Exercise directions: Write out the data word for word and drop any picture you find.
--- Data shown Enclosed Below ---
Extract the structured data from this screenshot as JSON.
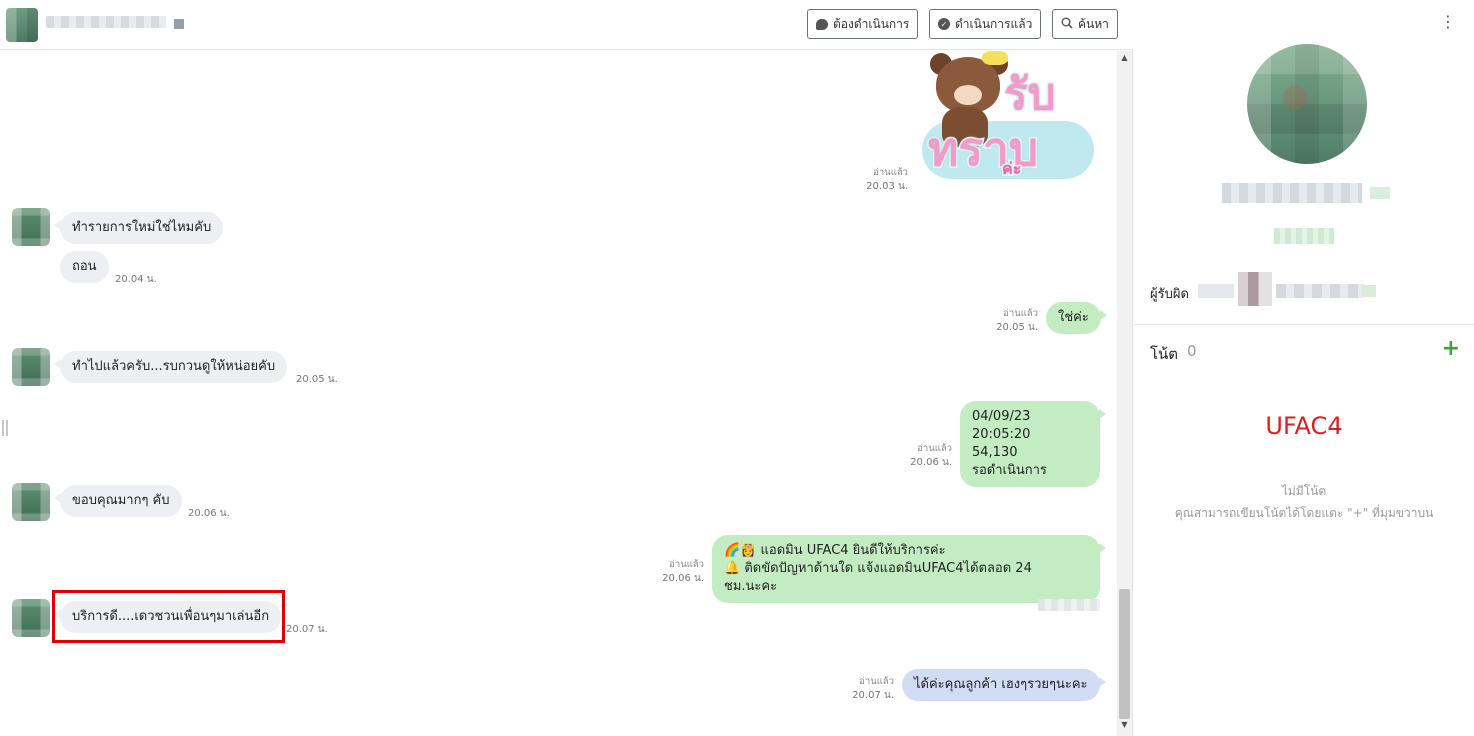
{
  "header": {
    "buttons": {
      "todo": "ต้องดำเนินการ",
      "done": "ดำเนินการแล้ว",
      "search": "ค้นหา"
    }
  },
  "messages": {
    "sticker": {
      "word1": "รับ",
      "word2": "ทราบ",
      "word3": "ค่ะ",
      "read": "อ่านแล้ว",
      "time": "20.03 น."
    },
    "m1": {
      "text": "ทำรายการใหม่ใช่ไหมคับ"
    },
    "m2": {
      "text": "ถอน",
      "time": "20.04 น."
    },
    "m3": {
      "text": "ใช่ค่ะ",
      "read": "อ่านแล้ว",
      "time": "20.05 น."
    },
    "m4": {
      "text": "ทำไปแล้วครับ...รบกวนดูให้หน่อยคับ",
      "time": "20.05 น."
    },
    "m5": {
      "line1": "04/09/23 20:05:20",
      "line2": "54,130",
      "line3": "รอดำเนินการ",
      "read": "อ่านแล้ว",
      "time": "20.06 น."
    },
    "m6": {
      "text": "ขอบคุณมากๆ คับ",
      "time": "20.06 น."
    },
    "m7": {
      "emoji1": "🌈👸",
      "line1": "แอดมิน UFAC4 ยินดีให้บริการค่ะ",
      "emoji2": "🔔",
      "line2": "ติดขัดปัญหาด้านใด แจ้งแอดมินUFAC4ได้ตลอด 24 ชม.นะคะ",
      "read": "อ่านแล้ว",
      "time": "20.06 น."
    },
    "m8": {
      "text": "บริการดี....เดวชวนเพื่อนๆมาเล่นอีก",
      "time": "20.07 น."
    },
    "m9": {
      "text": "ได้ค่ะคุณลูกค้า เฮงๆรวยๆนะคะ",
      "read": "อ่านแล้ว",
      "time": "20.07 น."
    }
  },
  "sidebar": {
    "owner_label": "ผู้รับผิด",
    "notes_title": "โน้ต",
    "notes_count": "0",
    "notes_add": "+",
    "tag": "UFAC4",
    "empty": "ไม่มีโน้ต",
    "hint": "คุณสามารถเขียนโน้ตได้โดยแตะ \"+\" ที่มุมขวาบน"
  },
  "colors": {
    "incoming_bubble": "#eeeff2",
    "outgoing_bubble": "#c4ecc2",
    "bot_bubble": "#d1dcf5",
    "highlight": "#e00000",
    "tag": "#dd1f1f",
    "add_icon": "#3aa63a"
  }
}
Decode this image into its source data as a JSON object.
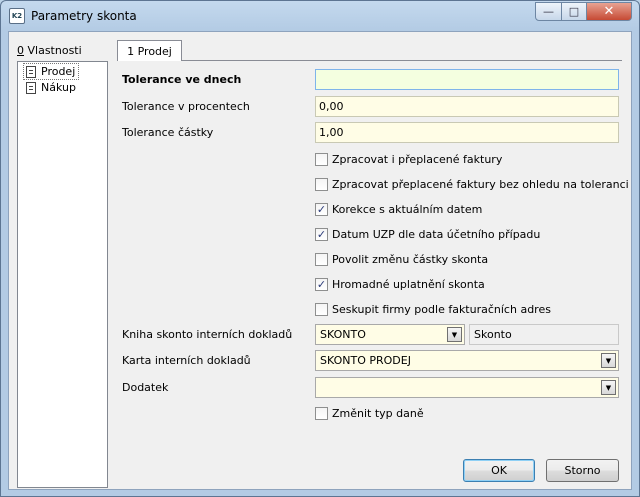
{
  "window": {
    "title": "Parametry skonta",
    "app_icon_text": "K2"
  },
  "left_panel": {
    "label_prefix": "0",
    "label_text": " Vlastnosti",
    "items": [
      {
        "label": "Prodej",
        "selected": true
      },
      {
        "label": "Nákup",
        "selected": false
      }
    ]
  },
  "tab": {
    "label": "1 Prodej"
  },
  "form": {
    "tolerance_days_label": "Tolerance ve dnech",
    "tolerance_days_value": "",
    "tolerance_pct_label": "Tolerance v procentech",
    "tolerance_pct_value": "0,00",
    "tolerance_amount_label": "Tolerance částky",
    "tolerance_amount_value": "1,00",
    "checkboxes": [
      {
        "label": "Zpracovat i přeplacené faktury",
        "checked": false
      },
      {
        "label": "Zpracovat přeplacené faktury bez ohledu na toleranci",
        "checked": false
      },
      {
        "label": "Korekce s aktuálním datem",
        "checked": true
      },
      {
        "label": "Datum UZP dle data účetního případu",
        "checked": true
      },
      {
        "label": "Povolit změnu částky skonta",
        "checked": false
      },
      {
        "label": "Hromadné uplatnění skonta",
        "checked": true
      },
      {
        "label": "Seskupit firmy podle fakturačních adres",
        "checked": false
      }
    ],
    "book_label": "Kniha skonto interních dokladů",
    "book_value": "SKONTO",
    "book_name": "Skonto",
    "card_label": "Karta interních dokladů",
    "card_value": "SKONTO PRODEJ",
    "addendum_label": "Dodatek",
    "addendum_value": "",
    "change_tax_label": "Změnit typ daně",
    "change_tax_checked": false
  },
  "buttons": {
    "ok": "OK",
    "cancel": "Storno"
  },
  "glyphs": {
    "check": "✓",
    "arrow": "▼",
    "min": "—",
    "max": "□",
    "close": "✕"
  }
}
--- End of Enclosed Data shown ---
Expected output:
Extract the structured data from this screenshot as JSON.
{
  "header": {
    "buttons": {
      "todo": "ต้องดำเนินการ",
      "done": "ดำเนินการแล้ว",
      "search": "ค้นหา"
    }
  },
  "messages": {
    "sticker": {
      "word1": "รับ",
      "word2": "ทราบ",
      "word3": "ค่ะ",
      "read": "อ่านแล้ว",
      "time": "20.03 น."
    },
    "m1": {
      "text": "ทำรายการใหม่ใช่ไหมคับ"
    },
    "m2": {
      "text": "ถอน",
      "time": "20.04 น."
    },
    "m3": {
      "text": "ใช่ค่ะ",
      "read": "อ่านแล้ว",
      "time": "20.05 น."
    },
    "m4": {
      "text": "ทำไปแล้วครับ...รบกวนดูให้หน่อยคับ",
      "time": "20.05 น."
    },
    "m5": {
      "line1": "04/09/23 20:05:20",
      "line2": "54,130",
      "line3": "รอดำเนินการ",
      "read": "อ่านแล้ว",
      "time": "20.06 น."
    },
    "m6": {
      "text": "ขอบคุณมากๆ คับ",
      "time": "20.06 น."
    },
    "m7": {
      "emoji1": "🌈👸",
      "line1": "แอดมิน UFAC4 ยินดีให้บริการค่ะ",
      "emoji2": "🔔",
      "line2": "ติดขัดปัญหาด้านใด แจ้งแอดมินUFAC4ได้ตลอด 24 ชม.นะคะ",
      "read": "อ่านแล้ว",
      "time": "20.06 น."
    },
    "m8": {
      "text": "บริการดี....เดวชวนเพื่อนๆมาเล่นอีก",
      "time": "20.07 น."
    },
    "m9": {
      "text": "ได้ค่ะคุณลูกค้า เฮงๆรวยๆนะคะ",
      "read": "อ่านแล้ว",
      "time": "20.07 น."
    }
  },
  "sidebar": {
    "owner_label": "ผู้รับผิด",
    "notes_title": "โน้ต",
    "notes_count": "0",
    "notes_add": "+",
    "tag": "UFAC4",
    "empty": "ไม่มีโน้ต",
    "hint": "คุณสามารถเขียนโน้ตได้โดยแตะ \"+\" ที่มุมขวาบน"
  },
  "colors": {
    "incoming_bubble": "#eeeff2",
    "outgoing_bubble": "#c4ecc2",
    "bot_bubble": "#d1dcf5",
    "highlight": "#e00000",
    "tag": "#dd1f1f",
    "add_icon": "#3aa63a"
  }
}
Decode this image into its source data as a JSON object.
{
  "window": {
    "title": "Parametry skonta",
    "app_icon_text": "K2"
  },
  "left_panel": {
    "label_prefix": "0",
    "label_text": " Vlastnosti",
    "items": [
      {
        "label": "Prodej",
        "selected": true
      },
      {
        "label": "Nákup",
        "selected": false
      }
    ]
  },
  "tab": {
    "label": "1 Prodej"
  },
  "form": {
    "tolerance_days_label": "Tolerance ve dnech",
    "tolerance_days_value": "",
    "tolerance_pct_label": "Tolerance v procentech",
    "tolerance_pct_value": "0,00",
    "tolerance_amount_label": "Tolerance částky",
    "tolerance_amount_value": "1,00",
    "checkboxes": [
      {
        "label": "Zpracovat i přeplacené faktury",
        "checked": false
      },
      {
        "label": "Zpracovat přeplacené faktury bez ohledu na toleranci",
        "checked": false
      },
      {
        "label": "Korekce s aktuálním datem",
        "checked": true
      },
      {
        "label": "Datum UZP dle data účetního případu",
        "checked": true
      },
      {
        "label": "Povolit změnu částky skonta",
        "checked": false
      },
      {
        "label": "Hromadné uplatnění skonta",
        "checked": true
      },
      {
        "label": "Seskupit firmy podle fakturačních adres",
        "checked": false
      }
    ],
    "book_label": "Kniha skonto interních dokladů",
    "book_value": "SKONTO",
    "book_name": "Skonto",
    "card_label": "Karta interních dokladů",
    "card_value": "SKONTO PRODEJ",
    "addendum_label": "Dodatek",
    "addendum_value": "",
    "change_tax_label": "Změnit typ daně",
    "change_tax_checked": false
  },
  "buttons": {
    "ok": "OK",
    "cancel": "Storno"
  },
  "glyphs": {
    "check": "✓",
    "arrow": "▼",
    "min": "—",
    "max": "□",
    "close": "✕"
  }
}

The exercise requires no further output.